The whirlwind of speculation about whether currencies of the Gulf Cooperation Council would depeg from the dollar sparked an unprecedented influx of foreign investors to Middle Eastern local debt markets at the back end of 2007. But they left as quickly as they came, when, by mid-2008, the depeg rumours in the United Arab Emirates and Qatar were firmly quashed. To date, Kuwait is still the only GCC country to have delinked its currency.
"A lot of hot money came in by 2007, and liquidity in the system on the primary and secondary side shot up," says Saadaat Yaqub, head of debt capital markets at Noor Islamic Bank in Dubai. "But strong signals from the governments that there would be no depegging made it vanish. The depegging discussion is now no longer there."
The disappearance of these foreign investors, who descended on the market in the hope that depegging would make local currencies appreciate, did not leave a complete void. A regional bid for local currency transactions returned instead until markets around the world went into meltdown in September, and Middle Eastern banks and investors got caught up in the storm. Kuwaits banks were particularly badly hit, with Gulf Bank suffering big third quarter losses and having to recur to an emergency rights issue in December.
It is not just the notion of depegging which has been quashed in the last year, but also that of the decoupling of the Middle East economies from the rest of the world. Bankers no longer contrast the lack of liquidity with the deep pool of local currency liquidity available across the GCC: Middle Eastern banks are nearly as parched of UAE dirhams, Qatar riyals and Bahrain dinars as they are of dollars.
Local currency sukuks to sufferThis is not just bad news for local markets, but for the international funding scene too. Many Western banks had switched their sights to local currency sukuks, and were bookrunners on a string of transactions in the first three quarters of the year.
The bulk of these came out of Dubai, with borrowers such as property company Tamweel tapping the market for dirham issues as recently as July.
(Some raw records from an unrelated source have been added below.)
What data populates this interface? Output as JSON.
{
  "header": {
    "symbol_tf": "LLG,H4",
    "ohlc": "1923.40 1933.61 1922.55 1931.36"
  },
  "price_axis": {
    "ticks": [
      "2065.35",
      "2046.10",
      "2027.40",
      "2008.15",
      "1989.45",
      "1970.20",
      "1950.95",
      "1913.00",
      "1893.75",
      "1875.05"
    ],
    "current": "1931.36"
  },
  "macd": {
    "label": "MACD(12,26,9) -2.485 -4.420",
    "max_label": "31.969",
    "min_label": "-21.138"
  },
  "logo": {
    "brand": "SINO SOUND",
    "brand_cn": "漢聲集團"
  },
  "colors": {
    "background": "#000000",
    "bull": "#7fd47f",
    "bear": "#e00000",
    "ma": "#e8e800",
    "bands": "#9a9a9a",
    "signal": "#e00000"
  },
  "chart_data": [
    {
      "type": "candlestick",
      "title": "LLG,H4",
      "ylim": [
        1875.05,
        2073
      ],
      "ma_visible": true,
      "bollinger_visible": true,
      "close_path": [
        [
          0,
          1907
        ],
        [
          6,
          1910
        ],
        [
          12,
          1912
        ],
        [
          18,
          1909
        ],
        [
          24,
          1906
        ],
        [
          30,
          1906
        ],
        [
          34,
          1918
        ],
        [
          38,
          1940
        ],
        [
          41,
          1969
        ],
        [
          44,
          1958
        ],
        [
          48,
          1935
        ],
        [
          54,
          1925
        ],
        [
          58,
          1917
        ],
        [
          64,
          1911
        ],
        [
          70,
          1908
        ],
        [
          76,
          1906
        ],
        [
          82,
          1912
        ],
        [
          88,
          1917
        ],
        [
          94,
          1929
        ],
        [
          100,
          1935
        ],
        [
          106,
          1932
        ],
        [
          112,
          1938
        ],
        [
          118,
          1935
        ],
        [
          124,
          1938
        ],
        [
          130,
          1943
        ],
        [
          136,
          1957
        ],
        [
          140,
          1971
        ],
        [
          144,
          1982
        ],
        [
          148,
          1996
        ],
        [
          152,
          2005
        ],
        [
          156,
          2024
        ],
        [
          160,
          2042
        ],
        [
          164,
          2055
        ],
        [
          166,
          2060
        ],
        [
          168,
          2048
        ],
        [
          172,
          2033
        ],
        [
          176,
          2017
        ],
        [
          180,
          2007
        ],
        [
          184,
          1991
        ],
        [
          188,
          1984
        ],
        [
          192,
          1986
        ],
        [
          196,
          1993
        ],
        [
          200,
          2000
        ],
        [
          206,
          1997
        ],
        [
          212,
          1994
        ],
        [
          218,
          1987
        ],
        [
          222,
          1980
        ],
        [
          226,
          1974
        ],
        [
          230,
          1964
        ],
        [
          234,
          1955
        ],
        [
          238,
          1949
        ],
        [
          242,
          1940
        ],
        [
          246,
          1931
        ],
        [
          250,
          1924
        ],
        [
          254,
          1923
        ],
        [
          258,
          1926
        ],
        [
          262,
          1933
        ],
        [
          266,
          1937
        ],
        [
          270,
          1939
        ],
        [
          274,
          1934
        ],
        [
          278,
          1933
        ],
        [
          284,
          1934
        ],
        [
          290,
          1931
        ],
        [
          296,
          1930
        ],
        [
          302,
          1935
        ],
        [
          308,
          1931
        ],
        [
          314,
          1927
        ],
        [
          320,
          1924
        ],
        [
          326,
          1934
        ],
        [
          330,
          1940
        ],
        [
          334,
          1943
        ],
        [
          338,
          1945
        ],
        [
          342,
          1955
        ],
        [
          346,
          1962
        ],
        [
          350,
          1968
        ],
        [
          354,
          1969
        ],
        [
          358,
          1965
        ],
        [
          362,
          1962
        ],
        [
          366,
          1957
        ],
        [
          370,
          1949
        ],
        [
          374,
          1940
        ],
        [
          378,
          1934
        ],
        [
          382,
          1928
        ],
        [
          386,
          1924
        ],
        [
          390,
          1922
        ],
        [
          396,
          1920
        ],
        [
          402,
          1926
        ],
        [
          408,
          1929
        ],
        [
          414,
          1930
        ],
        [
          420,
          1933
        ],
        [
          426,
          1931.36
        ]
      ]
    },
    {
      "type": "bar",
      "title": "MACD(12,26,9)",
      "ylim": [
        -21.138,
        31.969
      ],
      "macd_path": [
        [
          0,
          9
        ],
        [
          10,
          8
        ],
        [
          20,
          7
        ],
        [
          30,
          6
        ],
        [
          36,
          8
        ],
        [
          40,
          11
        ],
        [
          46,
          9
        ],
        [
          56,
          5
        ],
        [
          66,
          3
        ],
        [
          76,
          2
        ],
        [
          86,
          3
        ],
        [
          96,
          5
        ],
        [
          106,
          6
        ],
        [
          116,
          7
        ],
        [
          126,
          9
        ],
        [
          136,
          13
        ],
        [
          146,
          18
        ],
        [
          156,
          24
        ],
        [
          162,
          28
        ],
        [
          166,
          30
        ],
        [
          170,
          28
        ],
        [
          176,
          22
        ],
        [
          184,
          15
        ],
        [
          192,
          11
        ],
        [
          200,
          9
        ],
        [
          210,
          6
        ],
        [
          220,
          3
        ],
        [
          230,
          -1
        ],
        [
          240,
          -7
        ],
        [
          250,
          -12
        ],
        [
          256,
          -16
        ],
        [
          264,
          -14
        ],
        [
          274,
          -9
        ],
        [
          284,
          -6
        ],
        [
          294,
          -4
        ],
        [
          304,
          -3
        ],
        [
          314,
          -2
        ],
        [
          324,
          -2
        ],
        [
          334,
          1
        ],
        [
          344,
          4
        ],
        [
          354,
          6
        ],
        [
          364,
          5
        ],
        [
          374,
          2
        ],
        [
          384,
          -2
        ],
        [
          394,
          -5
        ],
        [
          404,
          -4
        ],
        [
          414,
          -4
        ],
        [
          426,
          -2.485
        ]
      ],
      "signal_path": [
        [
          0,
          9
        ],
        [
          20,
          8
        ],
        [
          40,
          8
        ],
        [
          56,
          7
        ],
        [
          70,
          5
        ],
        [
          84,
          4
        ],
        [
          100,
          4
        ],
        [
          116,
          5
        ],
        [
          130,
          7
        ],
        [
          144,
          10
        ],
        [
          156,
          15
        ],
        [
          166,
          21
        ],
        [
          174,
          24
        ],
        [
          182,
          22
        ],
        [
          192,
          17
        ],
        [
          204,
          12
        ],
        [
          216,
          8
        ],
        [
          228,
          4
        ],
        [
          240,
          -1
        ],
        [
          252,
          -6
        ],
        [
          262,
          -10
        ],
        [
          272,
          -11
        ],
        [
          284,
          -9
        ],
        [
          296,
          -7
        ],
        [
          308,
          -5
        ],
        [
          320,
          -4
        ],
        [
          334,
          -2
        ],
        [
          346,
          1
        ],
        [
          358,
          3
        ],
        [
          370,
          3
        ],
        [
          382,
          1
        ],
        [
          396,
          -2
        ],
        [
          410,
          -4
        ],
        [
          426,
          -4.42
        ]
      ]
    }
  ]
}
Only a few months ago, bankers were hailing the beginning of a new phase for local debt markets, after the departure of the foreign speculators, and pinning their hopes on local liquidity staying strong.
In May, real estate developer Nakheel was credited with opening the true dirham market when Middle East accounts dominated the order book for its Dh3.6bn sukuk.
"Strong participation by local investors highlights the extent to which the dirham market has become a market growing on its own merits," was the comment from one of the bookrunners at the time. Dubai Islamic Bank, JP Morgan and National Bank of Dubai Investment Bank led the issue.
The international syndicated loan market also came to rely heavily on the local currency bid in the Middle East last year. With many domestic banks turning their backs on dollar-denominated facilities, loan arrangers structured deals with local currency tranches to entice local participants.
But by the end of 2008, even that strategy was failing, as local liquidity began disappearing too.
"The dollar/dirham issue is still there, but its not as acute, as dirhams are scarce too," says one loans banker, describing the fate of loan transactions in Dubai.
No cross-border lendingThe interaction between local and international debt markets in the Middle East has never been so pronounced, but proclamations that the local debt markets were coming into their own have been premature.
Cross-border lending between GCC countries never really took off at the best of times, and bankers in the Middle East are expecting this interaction to slow down completely.
"Local banks will not be lending to each other for a very large part of 2009," says one banker in Dubai. "Saudi Arabia has the biggest pool of liquidity, but this has never benefited other GCC countries."
In 2009, with troubled Middle Eastern banks expected to turn even more closely towards their home markets not unlike banks in Europe and the US cross-border lending in the region is unlikely to take off. Middle Eastern banks will be focusing on domestic lending instead and any leftover local liquidity will be swept up by international banks.
"The switch towards dirham facilities and multi-currency options to include other GCC currencies in deals will continue," says one loans banker.